The notion of personalised medicine will celebrate its 20th birthday in 2023, the result of the finalisation of the Human Genome Project. Along with this scientific triumph came the promise of personalised medicine. Today, only about 30 % of cancer diseases have a genetic component that indicates a certain treatment, so roughly two thirds are still without actionable markers. To make up for this shortfall and to ensure cancer patients receive effective treatments, the EU-funded MicroCaT project tested a novel functional precision approach to guide colorectal cancer treatment.
“We do for cancer what antibiograms do for infection”
“In a nutshell, our strategy complements the genomic characterisation of tumours with functional data on their resistance and sensitivity to drugs,” outlines Ole Thastrup, founder and CSO of host company 2cureX, a Danish SME. The revolutionary new test is called IndiTreat® and involves thousands of 3D miniature tumours grown from the patient’s cancer tissue. See micro tumour in the image above. Each micro tumour is subjected to combinations of available drugs so the best possible treatment option can be selected. The cancer cells under scrutiny display in vitro the same behaviour as the patient’s tumour. “This is so groundbreaking. We have gone from a ‘hit and miss’ approach based on tumour characteristics to functionally guided treatment with a very good chance of working,” states Thastrup. The advantages of using IndiTreat® are overwhelming. Administration of several rounds of drugs is expensive for hospitals and health departments. For patients, there is an increased number of unwanted side effects for every round of new drugs and a risk that the disease will progress further. Knowing in advance if the tumour is resistant to the treatment would enable a completely new way of approaching treatment decisions.
Rigorous yet successful clinical trials
The main MicroCaT objective was to clinically validate IndiTreat® and expand its commercialisation. For the clinical study, 45 patients with Stage IV colorectal cancer were recruited and monitored at Vejle University Hospital, one of the major Danish cancer centres. “The bar was set extremely high,” Thastrup recalls. “The hospitals were prepared to run the study and carry a significant part of the cost. This was nerve racking as the hospital investigator was in charge and defined the clinical endpoint, in this case, it was set to increase the number of patients that did not experience progression of their disease after eight weeks of treatment by 100%. “The good news is that we were able to beat the endpoint by improving patient outcome by 150%.” This was a highly successful outcome for the first interventional clinical trial where the treatment is guided by 3D micro-tumours. The subsequent marketing based on these clinical results is on a very firm footing. “We are very thankful to the resident oncologists for not only defining and running the clinical trial; but also assisting in solving problems in this all new clinical setting,” adds Thastrup. In parallel with the clinical trial, 2cureX received an ISO certification and CE marked IndiTreat®, meaning 3D micro-tumours can be brought into routine clinical practice. As Thastrup comments: “This is an important milestone for us and shows the high degree of product design, development and manufacturing activities.”

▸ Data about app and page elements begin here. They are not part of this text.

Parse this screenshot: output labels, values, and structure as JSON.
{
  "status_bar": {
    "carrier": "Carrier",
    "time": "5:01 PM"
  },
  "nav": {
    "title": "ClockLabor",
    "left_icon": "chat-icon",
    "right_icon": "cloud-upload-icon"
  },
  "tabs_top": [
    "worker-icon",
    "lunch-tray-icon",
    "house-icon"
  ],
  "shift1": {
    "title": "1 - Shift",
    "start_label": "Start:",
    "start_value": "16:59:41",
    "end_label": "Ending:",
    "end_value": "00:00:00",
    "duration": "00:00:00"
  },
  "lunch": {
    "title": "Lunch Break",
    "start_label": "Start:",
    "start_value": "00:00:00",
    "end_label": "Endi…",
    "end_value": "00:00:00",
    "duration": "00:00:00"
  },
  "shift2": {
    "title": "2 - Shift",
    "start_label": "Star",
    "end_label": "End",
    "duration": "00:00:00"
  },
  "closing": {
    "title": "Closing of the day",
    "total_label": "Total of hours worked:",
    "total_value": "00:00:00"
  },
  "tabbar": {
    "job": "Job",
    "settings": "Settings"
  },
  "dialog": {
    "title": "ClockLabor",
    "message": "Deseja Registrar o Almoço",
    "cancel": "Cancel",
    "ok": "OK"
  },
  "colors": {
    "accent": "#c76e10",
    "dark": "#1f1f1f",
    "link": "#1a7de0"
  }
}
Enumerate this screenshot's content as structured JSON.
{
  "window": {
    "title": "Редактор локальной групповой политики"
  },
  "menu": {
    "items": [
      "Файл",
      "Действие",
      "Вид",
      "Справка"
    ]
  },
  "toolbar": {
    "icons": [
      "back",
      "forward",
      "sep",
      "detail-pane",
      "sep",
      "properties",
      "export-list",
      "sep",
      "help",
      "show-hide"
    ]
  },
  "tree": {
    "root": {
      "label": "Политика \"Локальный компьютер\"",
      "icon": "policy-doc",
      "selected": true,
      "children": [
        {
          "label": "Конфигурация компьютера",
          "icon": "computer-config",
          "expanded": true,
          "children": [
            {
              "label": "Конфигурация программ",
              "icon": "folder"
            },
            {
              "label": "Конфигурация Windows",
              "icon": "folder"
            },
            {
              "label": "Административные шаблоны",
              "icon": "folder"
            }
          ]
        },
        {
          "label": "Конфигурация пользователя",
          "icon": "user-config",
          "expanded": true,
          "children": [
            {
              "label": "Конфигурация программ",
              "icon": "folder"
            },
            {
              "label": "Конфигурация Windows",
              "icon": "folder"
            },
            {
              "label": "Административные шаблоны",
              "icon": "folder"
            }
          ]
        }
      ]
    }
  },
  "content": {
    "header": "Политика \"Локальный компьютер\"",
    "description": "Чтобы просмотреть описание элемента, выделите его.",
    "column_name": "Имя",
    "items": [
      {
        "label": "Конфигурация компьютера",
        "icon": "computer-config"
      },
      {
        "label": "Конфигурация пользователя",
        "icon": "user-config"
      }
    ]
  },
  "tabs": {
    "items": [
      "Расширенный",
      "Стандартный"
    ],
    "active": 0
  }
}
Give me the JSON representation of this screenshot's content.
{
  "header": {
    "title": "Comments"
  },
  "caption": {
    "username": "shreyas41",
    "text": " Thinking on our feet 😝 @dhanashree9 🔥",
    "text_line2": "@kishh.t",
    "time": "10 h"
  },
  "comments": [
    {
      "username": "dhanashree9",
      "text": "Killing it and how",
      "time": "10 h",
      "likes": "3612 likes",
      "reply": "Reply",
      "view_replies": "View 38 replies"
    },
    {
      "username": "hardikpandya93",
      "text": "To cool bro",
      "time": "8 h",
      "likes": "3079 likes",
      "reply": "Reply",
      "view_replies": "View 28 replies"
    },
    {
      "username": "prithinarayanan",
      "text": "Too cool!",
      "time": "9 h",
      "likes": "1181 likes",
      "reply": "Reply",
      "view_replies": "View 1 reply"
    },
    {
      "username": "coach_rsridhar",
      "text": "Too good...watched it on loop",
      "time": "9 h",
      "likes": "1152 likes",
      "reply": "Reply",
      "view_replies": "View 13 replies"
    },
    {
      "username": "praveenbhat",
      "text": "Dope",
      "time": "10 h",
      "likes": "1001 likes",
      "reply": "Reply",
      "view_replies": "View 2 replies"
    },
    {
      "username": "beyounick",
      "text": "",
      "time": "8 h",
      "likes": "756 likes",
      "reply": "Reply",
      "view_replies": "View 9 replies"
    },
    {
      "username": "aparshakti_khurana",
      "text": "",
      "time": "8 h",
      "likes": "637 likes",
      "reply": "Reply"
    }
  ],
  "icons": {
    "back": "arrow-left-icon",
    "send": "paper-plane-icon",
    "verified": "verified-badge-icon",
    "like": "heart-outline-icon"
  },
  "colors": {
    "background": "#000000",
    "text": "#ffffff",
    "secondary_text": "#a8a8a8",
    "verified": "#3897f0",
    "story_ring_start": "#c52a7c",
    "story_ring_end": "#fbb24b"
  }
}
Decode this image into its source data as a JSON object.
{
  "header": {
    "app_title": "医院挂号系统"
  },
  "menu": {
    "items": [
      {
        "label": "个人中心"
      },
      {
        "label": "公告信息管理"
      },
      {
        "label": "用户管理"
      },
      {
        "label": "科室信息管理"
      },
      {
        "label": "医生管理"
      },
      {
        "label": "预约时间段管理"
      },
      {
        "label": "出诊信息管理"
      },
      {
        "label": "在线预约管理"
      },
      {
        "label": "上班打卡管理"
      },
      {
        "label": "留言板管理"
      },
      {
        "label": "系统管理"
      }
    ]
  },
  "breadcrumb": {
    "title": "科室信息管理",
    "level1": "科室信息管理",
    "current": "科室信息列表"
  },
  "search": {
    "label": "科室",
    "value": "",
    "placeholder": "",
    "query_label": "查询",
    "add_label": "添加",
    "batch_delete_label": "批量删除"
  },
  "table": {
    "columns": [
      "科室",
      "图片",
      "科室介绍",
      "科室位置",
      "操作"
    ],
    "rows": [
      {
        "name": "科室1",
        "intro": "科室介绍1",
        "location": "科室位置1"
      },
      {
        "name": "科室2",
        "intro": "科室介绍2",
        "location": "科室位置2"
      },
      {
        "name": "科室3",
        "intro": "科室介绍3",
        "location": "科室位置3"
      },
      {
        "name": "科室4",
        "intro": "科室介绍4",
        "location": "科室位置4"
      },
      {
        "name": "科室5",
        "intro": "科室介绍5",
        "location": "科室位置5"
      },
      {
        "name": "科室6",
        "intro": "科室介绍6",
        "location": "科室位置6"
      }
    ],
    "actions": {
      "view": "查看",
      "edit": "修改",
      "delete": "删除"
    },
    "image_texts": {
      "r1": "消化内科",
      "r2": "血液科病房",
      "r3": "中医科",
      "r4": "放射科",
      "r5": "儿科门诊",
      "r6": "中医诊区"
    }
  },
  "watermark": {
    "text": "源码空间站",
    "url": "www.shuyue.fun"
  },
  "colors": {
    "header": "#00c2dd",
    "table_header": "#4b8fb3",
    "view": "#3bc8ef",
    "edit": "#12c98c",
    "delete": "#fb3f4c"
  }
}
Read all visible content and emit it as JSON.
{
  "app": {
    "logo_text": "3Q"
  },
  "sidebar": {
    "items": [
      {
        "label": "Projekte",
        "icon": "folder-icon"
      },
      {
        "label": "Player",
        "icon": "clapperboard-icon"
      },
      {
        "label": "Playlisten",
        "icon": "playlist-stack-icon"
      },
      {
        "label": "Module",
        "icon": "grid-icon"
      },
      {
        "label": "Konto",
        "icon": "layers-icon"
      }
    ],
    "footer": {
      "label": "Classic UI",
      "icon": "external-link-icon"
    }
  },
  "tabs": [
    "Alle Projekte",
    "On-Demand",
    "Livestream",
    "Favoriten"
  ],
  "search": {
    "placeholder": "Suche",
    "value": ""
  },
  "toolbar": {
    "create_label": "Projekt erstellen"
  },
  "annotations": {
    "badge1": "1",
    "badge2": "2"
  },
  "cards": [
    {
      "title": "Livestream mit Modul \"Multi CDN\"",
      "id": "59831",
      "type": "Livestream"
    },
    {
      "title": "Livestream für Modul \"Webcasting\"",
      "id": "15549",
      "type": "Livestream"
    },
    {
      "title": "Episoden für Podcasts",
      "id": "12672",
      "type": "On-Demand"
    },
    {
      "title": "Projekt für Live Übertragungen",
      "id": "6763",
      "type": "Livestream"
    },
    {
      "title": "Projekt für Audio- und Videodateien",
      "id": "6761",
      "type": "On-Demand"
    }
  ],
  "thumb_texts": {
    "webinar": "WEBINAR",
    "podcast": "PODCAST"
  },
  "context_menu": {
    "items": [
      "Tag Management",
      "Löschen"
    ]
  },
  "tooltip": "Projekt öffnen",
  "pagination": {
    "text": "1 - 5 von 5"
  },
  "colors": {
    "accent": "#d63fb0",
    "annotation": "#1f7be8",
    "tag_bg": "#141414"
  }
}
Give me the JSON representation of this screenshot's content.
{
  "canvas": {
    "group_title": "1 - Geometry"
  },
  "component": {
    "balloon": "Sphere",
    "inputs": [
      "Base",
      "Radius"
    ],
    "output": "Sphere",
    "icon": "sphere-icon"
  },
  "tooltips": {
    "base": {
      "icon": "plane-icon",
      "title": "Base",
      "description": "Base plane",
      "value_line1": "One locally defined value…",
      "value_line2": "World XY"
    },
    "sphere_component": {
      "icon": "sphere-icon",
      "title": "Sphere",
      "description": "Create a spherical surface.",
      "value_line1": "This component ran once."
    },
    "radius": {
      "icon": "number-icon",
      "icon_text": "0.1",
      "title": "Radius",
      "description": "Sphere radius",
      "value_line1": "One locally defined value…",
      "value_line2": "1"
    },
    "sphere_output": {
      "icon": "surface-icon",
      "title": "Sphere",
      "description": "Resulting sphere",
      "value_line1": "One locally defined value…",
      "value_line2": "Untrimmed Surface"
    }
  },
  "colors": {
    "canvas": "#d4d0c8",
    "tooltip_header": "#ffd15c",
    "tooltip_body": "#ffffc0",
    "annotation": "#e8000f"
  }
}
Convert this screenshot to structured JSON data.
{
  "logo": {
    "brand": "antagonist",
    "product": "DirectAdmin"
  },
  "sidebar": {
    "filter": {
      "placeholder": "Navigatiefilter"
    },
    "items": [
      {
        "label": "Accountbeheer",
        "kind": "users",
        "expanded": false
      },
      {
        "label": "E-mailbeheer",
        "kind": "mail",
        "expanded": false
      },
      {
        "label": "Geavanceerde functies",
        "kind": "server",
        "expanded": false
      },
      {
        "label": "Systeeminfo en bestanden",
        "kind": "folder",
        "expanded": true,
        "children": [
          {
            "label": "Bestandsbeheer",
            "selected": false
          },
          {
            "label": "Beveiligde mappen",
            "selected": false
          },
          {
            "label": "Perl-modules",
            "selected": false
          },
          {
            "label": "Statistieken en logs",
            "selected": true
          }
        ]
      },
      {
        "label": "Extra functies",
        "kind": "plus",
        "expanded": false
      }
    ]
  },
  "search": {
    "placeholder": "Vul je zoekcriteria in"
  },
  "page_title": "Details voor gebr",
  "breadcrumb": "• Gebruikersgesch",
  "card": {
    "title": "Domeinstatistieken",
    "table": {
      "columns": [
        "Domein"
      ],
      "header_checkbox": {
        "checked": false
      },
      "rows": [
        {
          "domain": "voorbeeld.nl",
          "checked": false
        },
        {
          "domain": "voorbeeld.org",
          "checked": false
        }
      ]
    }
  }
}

Significant impact on cancer treatment
2cureX has started additional clinical studies with leading cancer hospitals in ovarian and pancreatic cancer. “These cancers are among the ‘big ones’ in terms of mortality,” Thastrup notes. Colorectal cancer is the second biggest cancer killer in Europe, with an estimated 175 000 deaths in a year, and pancreatic cancer is the third leading cause of death from cancer. The work on IndiTreat® continues with the Horizon 2020 project DECIDER. “Focusing on mechanisms behind drug resistance in ovarian cancer, the project is also looking into regulations on personalised medicine and how patients can benefit from research results as quickly as possible,” Thastrup concludes.
MicroCaT, colorectal cancer, micro-tumour, personalised medicine, clinical trials, pancreatic cancer